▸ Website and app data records
******

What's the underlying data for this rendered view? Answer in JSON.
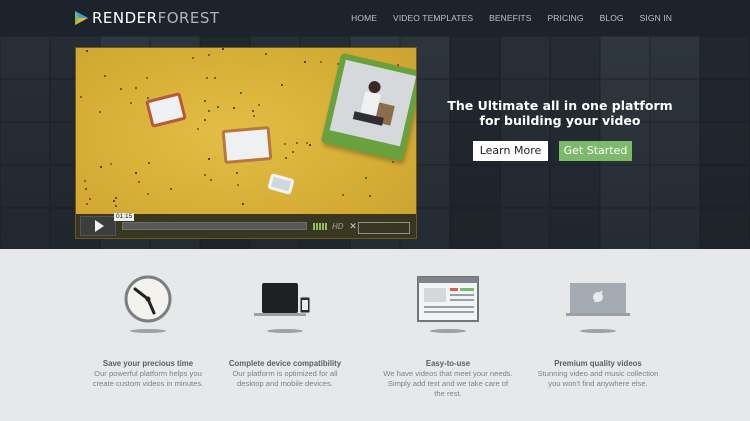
{
  "brand": {
    "part1": "RENDER",
    "part2": "FOREST"
  },
  "nav": [
    {
      "label": "HOME"
    },
    {
      "label": "VIDEO TEMPLATES"
    },
    {
      "label": "BENEFITS"
    },
    {
      "label": "PRICING"
    },
    {
      "label": "BLOG"
    },
    {
      "label": "SIGN IN"
    }
  ],
  "hero": {
    "headline_line1": "The Ultimate all in one platform",
    "headline_line2": "for building your video",
    "learn_more": "Learn More",
    "get_started": "Get Started"
  },
  "video": {
    "time": "01:15",
    "hd": "HD",
    "progress": 0.0
  },
  "features": [
    {
      "icon": "clock-icon",
      "title": "Save your precious time",
      "desc1": "Our powerful platform helps you",
      "desc2": "create custom videos in minutes.",
      "desc3": ""
    },
    {
      "icon": "devices-icon",
      "title": "Complete device compatibility",
      "desc1": "Our platform is optimized for all",
      "desc2": "desktop and mobile devices.",
      "desc3": ""
    },
    {
      "icon": "browser-window-icon",
      "title": "Easy-to-use",
      "desc1": "We have videos that meet your needs.",
      "desc2": "Simply add text and we take care of",
      "desc3": "the rest."
    },
    {
      "icon": "monitor-icon",
      "title": "Premium quality videos",
      "desc1": "Stunning video and music collection",
      "desc2": "you won't find anywhere else.",
      "desc3": ""
    }
  ],
  "colors": {
    "accent_green": "#7cb96a",
    "nav_bg": "#1d232a",
    "video_yellow": "#d9b33b"
  }
}
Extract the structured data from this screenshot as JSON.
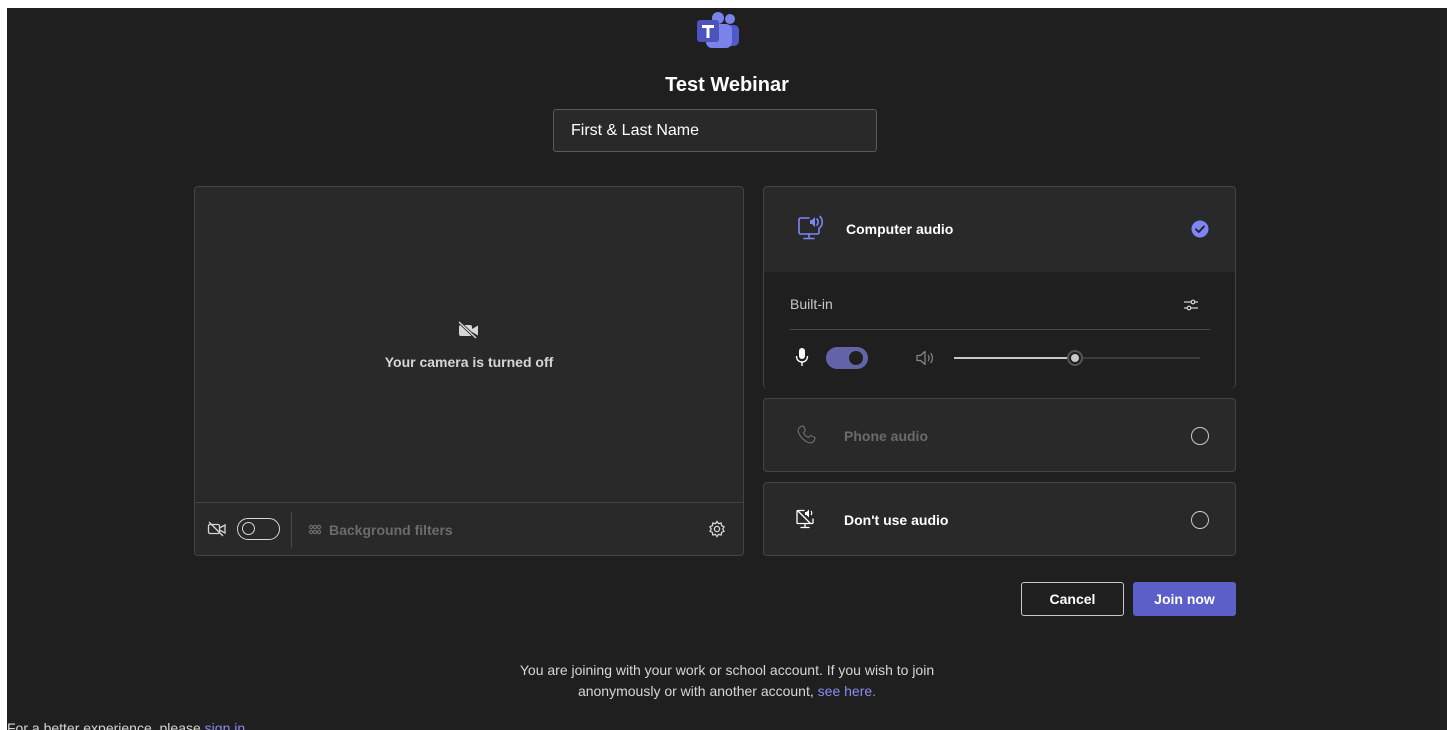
{
  "meeting": {
    "title": "Test Webinar"
  },
  "name_input": {
    "placeholder": "First & Last Name"
  },
  "video": {
    "camera_off_text": "Your camera is turned off",
    "background_filters_label": "Background filters",
    "camera_on": false
  },
  "audio": {
    "options": [
      {
        "label": "Computer audio",
        "selected": true
      },
      {
        "label": "Phone audio",
        "selected": false
      },
      {
        "label": "Don't use audio",
        "selected": false
      }
    ],
    "device_name": "Built-in",
    "mic_on": true,
    "volume_percent": 49
  },
  "buttons": {
    "cancel": "Cancel",
    "join": "Join now"
  },
  "footer": {
    "line1": "You are joining with your work or school account. If you wish to join",
    "line2": "anonymously or with another account,",
    "link": "see here."
  },
  "bottom_note": {
    "text": "For a better experience, please",
    "link": "sign in"
  },
  "colors": {
    "accent": "#6264a7",
    "button_primary": "#5b5fc7",
    "background": "#1f1f1f",
    "link": "#8b8cf0"
  }
}
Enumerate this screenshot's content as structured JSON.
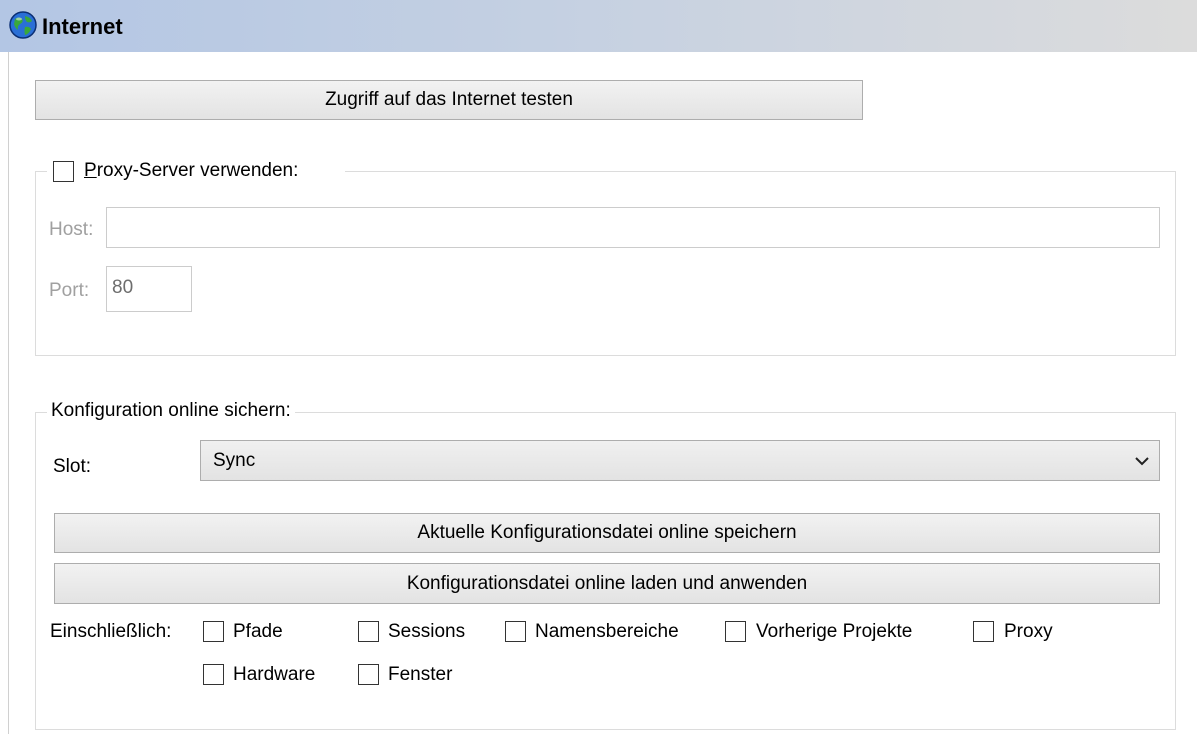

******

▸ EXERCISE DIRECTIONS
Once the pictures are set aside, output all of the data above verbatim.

▸ YOUR RESPONSE
What's the underlying data for this rendered view? Answer in JSON.
{
  "brand": {
    "part1": "RENDER",
    "part2": "FOREST"
  },
  "nav": [
    {
      "label": "HOME"
    },
    {
      "label": "VIDEO TEMPLATES"
    },
    {
      "label": "BENEFITS"
    },
    {
      "label": "PRICING"
    },
    {
      "label": "BLOG"
    },
    {
      "label": "SIGN IN"
    }
  ],
  "hero": {
    "headline_line1": "The Ultimate all in one platform",
    "headline_line2": "for building your video",
    "learn_more": "Learn More",
    "get_started": "Get Started"
  },
  "video": {
    "time": "01:15",
    "hd": "HD",
    "progress": 0.0
  },
  "features": [
    {
      "icon": "clock-icon",
      "title": "Save your precious time",
      "desc1": "Our powerful platform helps you",
      "desc2": "create custom videos in minutes.",
      "desc3": ""
    },
    {
      "icon": "devices-icon",
      "title": "Complete device compatibility",
      "desc1": "Our platform is optimized for all",
      "desc2": "desktop and mobile devices.",
      "desc3": ""
    },
    {
      "icon": "browser-window-icon",
      "title": "Easy-to-use",
      "desc1": "We have videos that meet your needs.",
      "desc2": "Simply add text and we take care of",
      "desc3": "the rest."
    },
    {
      "icon": "monitor-icon",
      "title": "Premium quality videos",
      "desc1": "Stunning video and music collection",
      "desc2": "you won't find anywhere else.",
      "desc3": ""
    }
  ],
  "colors": {
    "accent_green": "#7cb96a",
    "nav_bg": "#1d232a",
    "video_yellow": "#d9b33b"
  }
}
Extract the structured data from this screenshot as JSON.
{
  "meeting": {
    "title": "Test Webinar"
  },
  "name_input": {
    "placeholder": "First & Last Name"
  },
  "video": {
    "camera_off_text": "Your camera is turned off",
    "background_filters_label": "Background filters",
    "camera_on": false
  },
  "audio": {
    "options": [
      {
        "label": "Computer audio",
        "selected": true
      },
      {
        "label": "Phone audio",
        "selected": false
      },
      {
        "label": "Don't use audio",
        "selected": false
      }
    ],
    "device_name": "Built-in",
    "mic_on": true,
    "volume_percent": 49
  },
  "buttons": {
    "cancel": "Cancel",
    "join": "Join now"
  },
  "footer": {
    "line1": "You are joining with your work or school account. If you wish to join",
    "line2": "anonymously or with another account,",
    "link": "see here."
  },
  "bottom_note": {
    "text": "For a better experience, please",
    "link": "sign in"
  },
  "colors": {
    "accent": "#6264a7",
    "button_primary": "#5b5fc7",
    "background": "#1f1f1f",
    "link": "#8b8cf0"
  }
}
Enumerate this screenshot's content as structured JSON.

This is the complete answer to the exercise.